Required action
Scan the records for lines with the string "icon". Say how many there are, and add nothing.

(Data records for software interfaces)

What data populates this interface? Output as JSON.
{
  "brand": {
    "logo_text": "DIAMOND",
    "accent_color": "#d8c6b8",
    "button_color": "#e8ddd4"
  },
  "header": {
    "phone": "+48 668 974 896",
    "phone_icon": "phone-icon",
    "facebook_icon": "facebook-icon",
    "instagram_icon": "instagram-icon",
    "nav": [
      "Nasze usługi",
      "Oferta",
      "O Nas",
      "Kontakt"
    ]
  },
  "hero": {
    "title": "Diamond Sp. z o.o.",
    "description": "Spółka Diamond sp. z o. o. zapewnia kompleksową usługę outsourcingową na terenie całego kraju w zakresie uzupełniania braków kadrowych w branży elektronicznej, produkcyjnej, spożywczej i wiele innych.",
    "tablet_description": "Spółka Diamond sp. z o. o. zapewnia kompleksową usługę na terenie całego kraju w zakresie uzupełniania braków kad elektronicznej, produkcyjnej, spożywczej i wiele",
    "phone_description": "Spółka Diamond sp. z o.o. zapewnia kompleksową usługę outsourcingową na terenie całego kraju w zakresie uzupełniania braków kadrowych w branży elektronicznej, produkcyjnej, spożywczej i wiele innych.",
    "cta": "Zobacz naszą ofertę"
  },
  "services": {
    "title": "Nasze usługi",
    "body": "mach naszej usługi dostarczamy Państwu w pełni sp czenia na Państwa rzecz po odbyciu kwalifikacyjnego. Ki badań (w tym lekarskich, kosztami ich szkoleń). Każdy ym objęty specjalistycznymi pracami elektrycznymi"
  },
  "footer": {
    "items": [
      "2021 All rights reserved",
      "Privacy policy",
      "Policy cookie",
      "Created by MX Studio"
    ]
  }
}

Task response
3